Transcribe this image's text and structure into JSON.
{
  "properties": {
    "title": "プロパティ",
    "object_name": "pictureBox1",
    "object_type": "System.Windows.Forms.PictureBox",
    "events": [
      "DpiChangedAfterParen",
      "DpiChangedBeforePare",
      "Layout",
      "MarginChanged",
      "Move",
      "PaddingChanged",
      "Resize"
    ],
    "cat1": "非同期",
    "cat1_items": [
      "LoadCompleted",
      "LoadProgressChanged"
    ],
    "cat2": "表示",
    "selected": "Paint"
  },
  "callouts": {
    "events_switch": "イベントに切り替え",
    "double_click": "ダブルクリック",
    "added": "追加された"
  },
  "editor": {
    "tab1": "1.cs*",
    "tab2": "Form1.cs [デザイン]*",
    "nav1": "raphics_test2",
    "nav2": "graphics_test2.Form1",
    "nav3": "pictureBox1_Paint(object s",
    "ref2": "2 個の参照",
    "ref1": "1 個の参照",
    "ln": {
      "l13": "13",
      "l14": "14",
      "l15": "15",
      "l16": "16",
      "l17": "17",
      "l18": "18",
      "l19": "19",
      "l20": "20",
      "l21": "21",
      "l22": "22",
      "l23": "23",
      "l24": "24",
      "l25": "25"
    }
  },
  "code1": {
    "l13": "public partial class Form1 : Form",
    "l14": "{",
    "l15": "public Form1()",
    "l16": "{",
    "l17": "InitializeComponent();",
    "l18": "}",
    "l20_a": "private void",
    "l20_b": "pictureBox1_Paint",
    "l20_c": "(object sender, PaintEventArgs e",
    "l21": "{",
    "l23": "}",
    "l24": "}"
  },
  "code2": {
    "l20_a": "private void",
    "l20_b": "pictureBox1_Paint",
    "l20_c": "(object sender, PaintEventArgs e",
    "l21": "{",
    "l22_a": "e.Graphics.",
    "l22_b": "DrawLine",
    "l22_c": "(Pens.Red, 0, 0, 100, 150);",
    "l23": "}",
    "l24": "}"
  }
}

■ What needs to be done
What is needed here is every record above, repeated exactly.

■ Answer for the task
Transcribe this image's text and structure into JSON.
{
  "properties": {
    "title": "プロパティ",
    "object_name": "pictureBox1",
    "object_type": "System.Windows.Forms.PictureBox",
    "events": [
      "DpiChangedAfterParen",
      "DpiChangedBeforePare",
      "Layout",
      "MarginChanged",
      "Move",
      "PaddingChanged",
      "Resize"
    ],
    "cat1": "非同期",
    "cat1_items": [
      "LoadCompleted",
      "LoadProgressChanged"
    ],
    "cat2": "表示",
    "selected": "Paint"
  },
  "callouts": {
    "events_switch": "イベントに切り替え",
    "double_click": "ダブルクリック",
    "added": "追加された"
  },
  "editor": {
    "tab1": "1.cs*",
    "tab2": "Form1.cs [デザイン]*",
    "nav1": "raphics_test2",
    "nav2": "graphics_test2.Form1",
    "nav3": "pictureBox1_Paint(object s",
    "ref2": "2 個の参照",
    "ref1": "1 個の参照",
    "ln": {
      "l13": "13",
      "l14": "14",
      "l15": "15",
      "l16": "16",
      "l17": "17",
      "l18": "18",
      "l19": "19",
      "l20": "20",
      "l21": "21",
      "l22": "22",
      "l23": "23",
      "l24": "24",
      "l25": "25"
    }
  },
  "code1": {
    "l13": "public partial class Form1 : Form",
    "l14": "{",
    "l15": "public Form1()",
    "l16": "{",
    "l17": "InitializeComponent();",
    "l18": "}",
    "l20_a": "private void",
    "l20_b": "pictureBox1_Paint",
    "l20_c": "(object sender, PaintEventArgs e",
    "l21": "{",
    "l23": "}",
    "l24": "}"
  },
  "code2": {
    "l20_a": "private void",
    "l20_b": "pictureBox1_Paint",
    "l20_c": "(object sender, PaintEventArgs e",
    "l21": "{",
    "l22_a": "e.Graphics.",
    "l22_b": "DrawLine",
    "l22_c": "(Pens.Red, 0, 0, 100, 150);",
    "l23": "}",
    "l24": "}"
  }
}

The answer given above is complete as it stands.